First-time voters are all eager to exercise their franchise

First-time voters who will be exercising their franchise in the May 5 Assembly elections are hoping that their vote would bring about a small yet significant change. This follows the wave of the civil society movements that have swept the country over the past two years.

According to the Chief Election Officer, there are around 35.58 lakh first-time voters in the State, all aged between 18 and 22. In Bangalore alone, their number is 5.34 lakh. Some of them The Hindu spoke were full of enthusiasm and termed their power to vote as the “first step to bring about a revolutionary change”. But there were the sceptics too.

Punith Shankar, a first year student of Sir M. Visvesvaraya Institute of Technology who participated in Anna Hazare’s protests for the Jan Lok Pal Bill, said: “The Anna Hazare movement got such a stupendous response from the youth. It is important to choose a good leader; this is our responsibility.”

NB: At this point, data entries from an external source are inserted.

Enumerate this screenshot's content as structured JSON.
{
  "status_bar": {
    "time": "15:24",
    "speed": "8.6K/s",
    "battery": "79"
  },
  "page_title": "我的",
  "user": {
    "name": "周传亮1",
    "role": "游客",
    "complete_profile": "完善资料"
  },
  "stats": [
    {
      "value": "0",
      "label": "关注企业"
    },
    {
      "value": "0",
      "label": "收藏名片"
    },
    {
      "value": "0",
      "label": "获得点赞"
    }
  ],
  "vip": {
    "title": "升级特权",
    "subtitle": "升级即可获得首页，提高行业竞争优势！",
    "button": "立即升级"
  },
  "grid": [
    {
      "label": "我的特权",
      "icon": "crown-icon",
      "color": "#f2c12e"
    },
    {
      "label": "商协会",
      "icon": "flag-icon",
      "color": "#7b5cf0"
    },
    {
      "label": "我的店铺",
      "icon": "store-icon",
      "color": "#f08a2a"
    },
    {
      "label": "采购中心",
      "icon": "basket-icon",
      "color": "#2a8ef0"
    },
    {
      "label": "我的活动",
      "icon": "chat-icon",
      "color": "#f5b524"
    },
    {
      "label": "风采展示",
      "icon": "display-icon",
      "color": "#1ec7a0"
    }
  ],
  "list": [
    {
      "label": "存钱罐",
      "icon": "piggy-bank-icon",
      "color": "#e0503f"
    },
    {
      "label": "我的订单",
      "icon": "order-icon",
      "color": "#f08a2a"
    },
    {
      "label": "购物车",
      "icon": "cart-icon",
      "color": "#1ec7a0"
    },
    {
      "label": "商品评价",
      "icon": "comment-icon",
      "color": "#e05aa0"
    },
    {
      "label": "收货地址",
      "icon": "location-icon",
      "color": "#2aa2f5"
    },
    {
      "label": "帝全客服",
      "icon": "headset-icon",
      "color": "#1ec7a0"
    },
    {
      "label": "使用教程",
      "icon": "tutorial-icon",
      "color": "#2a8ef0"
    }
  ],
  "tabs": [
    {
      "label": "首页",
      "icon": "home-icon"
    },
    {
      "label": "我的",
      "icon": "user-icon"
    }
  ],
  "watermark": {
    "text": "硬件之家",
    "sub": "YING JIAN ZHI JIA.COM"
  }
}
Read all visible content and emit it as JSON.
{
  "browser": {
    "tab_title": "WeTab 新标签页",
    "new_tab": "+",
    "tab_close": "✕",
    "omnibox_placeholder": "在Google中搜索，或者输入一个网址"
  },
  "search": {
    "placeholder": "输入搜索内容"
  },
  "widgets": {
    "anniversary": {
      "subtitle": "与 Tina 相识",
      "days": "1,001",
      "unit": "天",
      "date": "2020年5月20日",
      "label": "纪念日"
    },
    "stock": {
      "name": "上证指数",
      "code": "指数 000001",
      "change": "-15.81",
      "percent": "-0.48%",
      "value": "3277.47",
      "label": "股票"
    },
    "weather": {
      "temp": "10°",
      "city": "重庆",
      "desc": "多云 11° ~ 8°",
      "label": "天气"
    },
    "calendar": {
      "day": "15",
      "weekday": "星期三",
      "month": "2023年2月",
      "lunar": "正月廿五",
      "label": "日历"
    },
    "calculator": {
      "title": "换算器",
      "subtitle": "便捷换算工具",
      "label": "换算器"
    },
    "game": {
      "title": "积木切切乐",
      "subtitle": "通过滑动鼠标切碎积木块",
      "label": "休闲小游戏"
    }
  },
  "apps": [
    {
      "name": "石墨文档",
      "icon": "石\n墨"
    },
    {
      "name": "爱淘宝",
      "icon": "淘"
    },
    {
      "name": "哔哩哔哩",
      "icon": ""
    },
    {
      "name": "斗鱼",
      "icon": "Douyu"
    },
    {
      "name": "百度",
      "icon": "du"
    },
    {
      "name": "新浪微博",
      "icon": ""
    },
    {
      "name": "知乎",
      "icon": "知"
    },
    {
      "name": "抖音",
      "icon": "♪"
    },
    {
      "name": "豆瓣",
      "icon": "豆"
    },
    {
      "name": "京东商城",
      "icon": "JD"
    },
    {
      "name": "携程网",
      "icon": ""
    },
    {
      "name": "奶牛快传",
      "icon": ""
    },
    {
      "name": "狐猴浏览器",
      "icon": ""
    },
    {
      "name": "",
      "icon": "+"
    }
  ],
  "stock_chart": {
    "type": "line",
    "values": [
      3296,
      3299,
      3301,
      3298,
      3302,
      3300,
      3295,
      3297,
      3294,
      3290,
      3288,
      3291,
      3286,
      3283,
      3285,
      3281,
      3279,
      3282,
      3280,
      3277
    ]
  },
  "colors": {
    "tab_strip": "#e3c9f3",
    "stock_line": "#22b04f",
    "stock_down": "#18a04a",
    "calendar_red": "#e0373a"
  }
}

Satish B., a second year political science student at Jain University, said that his keenness to vote was honed after the rape and brutal assault on the 23-year-old paramedical student in New Delhi last year. Stating that voting for a good candidate would help bring about better governance, he said: “I will vote as I am concerned about the safety and security of women in the country.”

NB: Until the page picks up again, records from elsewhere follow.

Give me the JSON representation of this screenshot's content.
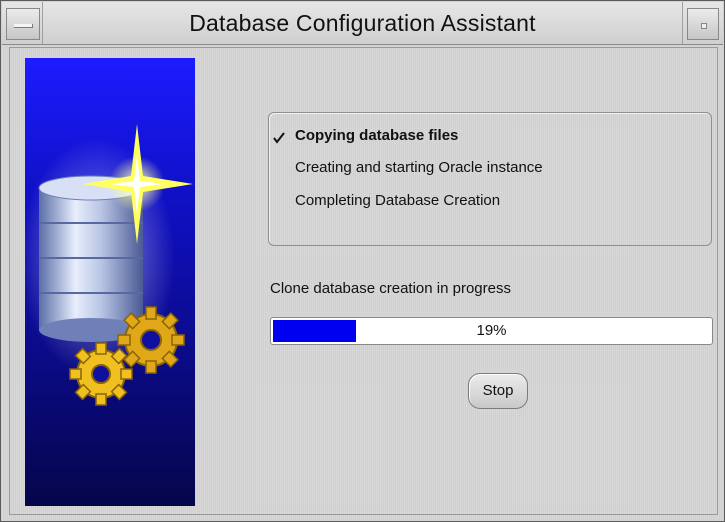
{
  "window": {
    "title": "Database Configuration Assistant"
  },
  "steps": [
    {
      "label": "Copying database files",
      "state": "current"
    },
    {
      "label": "Creating and starting Oracle instance",
      "state": "pending"
    },
    {
      "label": "Completing Database Creation",
      "state": "pending"
    }
  ],
  "status": {
    "label": "Clone database creation in progress"
  },
  "progress": {
    "percent": 19,
    "text": "19%"
  },
  "buttons": {
    "stop_label": "Stop"
  },
  "icons": {
    "step_marker": "checkmark-icon",
    "artwork": [
      "database-cylinder-icon",
      "sparkle-star-icon",
      "gear-icon",
      "gear-icon"
    ]
  },
  "colors": {
    "progress_fill": "#0000f0",
    "artwork_blue": "#1c1cff",
    "gear_gold": "#f0c020"
  }
}
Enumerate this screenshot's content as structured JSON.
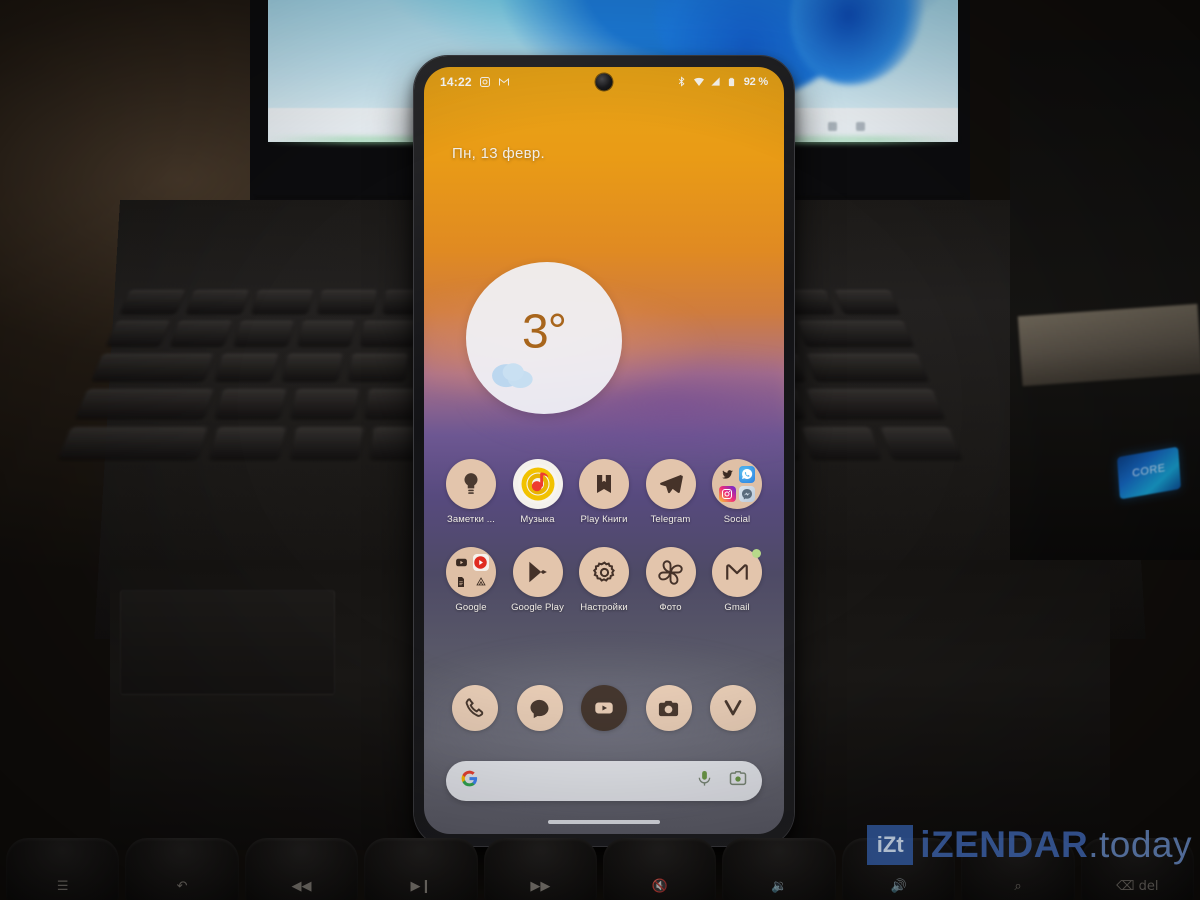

Youngsters, who are excited about getting inked for the first time, said that they expect a lot from the elected representatives. From a “friendly and transparent system” to “equality for all communities”, the youngsters are yearning for change.

Meghana G., a second year student of journalism at Jain University, said: “I don’t want to blame the government without casting my vote. Voting for the right person can bring about a change. I will make sure that people in my area cast their vote. This way, we can change small things in society, such as managing garbage.” What influences their choice? Most youngsters said that they would pick their candidate based on their histories posted on social networking sites and blogs, besides their (candidates’) websites.